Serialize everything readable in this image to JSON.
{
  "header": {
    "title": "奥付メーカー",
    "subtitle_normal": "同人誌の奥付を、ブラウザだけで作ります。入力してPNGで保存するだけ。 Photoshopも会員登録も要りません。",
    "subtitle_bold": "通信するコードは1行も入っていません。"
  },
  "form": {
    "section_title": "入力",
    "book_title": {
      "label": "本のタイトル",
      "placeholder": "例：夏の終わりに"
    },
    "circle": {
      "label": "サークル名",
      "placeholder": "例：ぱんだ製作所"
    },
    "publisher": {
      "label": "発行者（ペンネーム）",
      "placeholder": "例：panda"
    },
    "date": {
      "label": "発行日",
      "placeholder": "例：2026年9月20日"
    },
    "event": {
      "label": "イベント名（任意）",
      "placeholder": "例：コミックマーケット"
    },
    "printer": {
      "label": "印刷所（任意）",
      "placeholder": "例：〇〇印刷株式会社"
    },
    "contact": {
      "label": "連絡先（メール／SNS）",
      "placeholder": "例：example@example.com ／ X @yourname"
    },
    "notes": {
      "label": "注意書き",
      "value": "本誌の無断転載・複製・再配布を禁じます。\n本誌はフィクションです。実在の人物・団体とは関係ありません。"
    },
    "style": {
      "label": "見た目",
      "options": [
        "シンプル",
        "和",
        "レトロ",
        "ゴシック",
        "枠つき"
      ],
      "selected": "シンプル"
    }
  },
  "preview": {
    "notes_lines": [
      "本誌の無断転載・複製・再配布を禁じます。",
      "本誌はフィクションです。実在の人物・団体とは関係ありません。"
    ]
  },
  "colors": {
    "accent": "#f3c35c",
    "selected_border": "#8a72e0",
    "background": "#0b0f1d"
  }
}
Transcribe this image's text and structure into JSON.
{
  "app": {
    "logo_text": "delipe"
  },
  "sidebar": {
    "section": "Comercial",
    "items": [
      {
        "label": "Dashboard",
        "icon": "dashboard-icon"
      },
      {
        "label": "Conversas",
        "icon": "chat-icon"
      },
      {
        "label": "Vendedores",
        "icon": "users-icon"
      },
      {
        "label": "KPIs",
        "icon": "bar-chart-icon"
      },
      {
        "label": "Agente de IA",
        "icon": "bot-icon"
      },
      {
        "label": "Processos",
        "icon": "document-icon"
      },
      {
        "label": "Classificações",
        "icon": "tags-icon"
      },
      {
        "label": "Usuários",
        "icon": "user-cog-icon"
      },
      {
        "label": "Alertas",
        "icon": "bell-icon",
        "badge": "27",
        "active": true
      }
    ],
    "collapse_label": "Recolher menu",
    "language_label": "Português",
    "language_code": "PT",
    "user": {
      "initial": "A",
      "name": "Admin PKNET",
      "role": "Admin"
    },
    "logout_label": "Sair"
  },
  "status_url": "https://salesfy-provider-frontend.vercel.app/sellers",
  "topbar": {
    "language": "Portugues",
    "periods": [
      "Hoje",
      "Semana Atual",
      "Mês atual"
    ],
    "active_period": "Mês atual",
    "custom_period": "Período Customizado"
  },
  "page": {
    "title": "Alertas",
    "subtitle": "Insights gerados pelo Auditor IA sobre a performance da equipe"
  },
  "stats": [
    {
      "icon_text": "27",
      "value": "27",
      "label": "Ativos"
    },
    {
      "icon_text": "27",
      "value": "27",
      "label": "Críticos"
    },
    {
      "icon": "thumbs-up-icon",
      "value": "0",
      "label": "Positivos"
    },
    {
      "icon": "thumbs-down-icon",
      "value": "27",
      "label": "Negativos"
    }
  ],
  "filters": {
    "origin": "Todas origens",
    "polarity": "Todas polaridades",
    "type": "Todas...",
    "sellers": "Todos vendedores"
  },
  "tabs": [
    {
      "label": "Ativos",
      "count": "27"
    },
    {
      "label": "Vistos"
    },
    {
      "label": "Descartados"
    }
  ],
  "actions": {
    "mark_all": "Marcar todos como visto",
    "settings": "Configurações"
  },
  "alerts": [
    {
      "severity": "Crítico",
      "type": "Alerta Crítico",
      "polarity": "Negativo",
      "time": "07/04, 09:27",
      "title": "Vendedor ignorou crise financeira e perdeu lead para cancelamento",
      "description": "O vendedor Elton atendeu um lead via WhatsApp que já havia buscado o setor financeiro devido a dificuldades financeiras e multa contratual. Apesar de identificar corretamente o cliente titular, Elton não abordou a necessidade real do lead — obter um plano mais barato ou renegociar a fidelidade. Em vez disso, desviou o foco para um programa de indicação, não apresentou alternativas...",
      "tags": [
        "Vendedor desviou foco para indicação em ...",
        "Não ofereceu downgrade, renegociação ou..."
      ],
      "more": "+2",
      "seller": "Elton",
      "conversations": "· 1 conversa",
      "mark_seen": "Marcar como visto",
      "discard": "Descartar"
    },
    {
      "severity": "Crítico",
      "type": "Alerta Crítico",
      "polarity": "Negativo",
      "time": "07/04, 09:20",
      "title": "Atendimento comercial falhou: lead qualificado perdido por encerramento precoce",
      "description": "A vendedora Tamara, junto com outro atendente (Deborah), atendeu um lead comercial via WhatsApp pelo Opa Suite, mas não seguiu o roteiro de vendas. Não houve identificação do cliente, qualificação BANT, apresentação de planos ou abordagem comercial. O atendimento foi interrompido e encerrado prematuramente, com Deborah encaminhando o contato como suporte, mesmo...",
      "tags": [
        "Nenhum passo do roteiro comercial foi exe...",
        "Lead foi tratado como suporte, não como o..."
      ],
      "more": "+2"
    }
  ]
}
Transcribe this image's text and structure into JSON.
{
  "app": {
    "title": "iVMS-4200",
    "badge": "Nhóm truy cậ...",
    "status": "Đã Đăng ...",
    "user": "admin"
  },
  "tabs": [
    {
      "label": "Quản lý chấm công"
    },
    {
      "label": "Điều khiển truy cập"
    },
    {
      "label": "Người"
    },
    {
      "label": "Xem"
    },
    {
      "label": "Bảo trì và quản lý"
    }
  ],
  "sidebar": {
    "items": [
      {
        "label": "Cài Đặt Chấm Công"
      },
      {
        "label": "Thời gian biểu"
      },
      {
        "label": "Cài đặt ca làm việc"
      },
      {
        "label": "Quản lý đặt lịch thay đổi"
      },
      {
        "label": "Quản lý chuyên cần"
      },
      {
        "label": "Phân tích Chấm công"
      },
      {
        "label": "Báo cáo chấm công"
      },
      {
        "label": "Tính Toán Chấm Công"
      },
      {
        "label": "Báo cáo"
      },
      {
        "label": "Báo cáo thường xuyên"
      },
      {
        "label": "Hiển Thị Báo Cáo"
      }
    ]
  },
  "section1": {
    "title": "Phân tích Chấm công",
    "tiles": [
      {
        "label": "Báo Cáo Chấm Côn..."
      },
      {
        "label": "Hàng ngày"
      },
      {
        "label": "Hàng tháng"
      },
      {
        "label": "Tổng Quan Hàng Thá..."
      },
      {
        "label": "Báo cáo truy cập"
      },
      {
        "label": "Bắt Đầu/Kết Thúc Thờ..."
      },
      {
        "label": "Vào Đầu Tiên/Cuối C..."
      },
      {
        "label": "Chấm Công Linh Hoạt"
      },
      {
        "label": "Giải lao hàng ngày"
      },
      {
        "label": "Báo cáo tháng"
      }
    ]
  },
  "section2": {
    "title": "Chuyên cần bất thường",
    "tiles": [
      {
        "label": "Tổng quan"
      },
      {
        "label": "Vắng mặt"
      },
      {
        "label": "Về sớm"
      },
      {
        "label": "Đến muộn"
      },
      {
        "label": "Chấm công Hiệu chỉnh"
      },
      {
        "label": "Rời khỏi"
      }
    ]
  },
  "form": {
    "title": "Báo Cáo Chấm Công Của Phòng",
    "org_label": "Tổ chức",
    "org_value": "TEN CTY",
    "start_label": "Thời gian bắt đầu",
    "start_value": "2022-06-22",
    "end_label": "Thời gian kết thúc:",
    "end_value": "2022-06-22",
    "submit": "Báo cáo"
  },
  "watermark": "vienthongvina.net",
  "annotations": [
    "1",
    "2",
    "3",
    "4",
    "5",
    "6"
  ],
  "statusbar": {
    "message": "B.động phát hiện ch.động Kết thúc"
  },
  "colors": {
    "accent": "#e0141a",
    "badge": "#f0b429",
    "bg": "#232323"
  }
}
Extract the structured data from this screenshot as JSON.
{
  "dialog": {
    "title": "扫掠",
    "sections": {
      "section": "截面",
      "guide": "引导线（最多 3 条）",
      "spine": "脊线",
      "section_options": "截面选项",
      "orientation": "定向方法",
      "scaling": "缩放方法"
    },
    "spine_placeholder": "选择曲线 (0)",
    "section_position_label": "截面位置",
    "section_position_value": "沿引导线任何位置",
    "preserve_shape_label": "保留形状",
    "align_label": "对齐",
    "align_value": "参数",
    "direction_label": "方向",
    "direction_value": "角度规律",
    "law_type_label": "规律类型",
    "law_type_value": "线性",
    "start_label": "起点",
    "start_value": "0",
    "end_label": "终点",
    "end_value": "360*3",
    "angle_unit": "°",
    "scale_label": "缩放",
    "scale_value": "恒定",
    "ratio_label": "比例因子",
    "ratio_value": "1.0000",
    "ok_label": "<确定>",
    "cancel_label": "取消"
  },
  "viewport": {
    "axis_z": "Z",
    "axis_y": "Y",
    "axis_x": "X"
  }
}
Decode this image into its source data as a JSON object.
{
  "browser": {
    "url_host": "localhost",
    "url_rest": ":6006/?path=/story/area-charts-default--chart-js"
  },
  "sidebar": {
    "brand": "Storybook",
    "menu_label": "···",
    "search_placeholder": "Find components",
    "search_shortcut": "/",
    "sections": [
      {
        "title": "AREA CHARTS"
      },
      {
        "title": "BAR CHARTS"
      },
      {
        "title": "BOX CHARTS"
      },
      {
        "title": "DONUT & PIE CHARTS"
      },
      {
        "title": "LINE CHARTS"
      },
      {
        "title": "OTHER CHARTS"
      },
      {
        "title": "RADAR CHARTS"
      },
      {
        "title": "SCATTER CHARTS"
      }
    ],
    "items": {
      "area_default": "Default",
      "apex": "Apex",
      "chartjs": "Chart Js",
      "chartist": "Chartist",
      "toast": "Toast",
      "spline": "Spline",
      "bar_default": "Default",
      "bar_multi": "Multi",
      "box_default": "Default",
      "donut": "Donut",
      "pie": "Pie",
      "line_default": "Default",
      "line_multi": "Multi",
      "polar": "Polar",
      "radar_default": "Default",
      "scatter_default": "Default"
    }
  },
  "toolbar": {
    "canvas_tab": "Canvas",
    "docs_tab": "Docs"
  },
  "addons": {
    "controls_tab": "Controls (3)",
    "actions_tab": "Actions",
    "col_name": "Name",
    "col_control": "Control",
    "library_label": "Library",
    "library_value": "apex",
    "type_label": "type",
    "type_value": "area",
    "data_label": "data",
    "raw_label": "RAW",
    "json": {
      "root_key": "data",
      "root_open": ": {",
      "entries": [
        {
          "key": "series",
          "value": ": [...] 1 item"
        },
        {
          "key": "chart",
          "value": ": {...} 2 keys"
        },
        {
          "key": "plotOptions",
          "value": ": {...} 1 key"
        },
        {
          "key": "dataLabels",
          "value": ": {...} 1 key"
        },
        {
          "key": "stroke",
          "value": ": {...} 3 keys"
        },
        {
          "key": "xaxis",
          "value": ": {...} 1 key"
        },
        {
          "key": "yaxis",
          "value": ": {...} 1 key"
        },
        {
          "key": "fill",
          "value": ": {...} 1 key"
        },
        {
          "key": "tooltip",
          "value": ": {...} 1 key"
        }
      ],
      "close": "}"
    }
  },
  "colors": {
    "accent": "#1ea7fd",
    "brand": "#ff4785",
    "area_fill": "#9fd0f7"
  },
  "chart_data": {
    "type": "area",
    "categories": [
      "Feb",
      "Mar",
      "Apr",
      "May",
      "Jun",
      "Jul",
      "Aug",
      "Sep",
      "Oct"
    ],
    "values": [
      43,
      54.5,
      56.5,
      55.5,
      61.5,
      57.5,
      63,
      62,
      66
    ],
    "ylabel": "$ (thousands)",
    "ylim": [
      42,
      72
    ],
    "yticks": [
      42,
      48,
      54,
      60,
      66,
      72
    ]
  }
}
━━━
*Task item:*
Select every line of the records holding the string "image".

*Solved problem:*
Serialize everything readable in this image to JSON.
Transcribe this image's text and structure into JSON.
Transcribe this image's text and structure into JSON.
Decode this image into its source data as a JSON object.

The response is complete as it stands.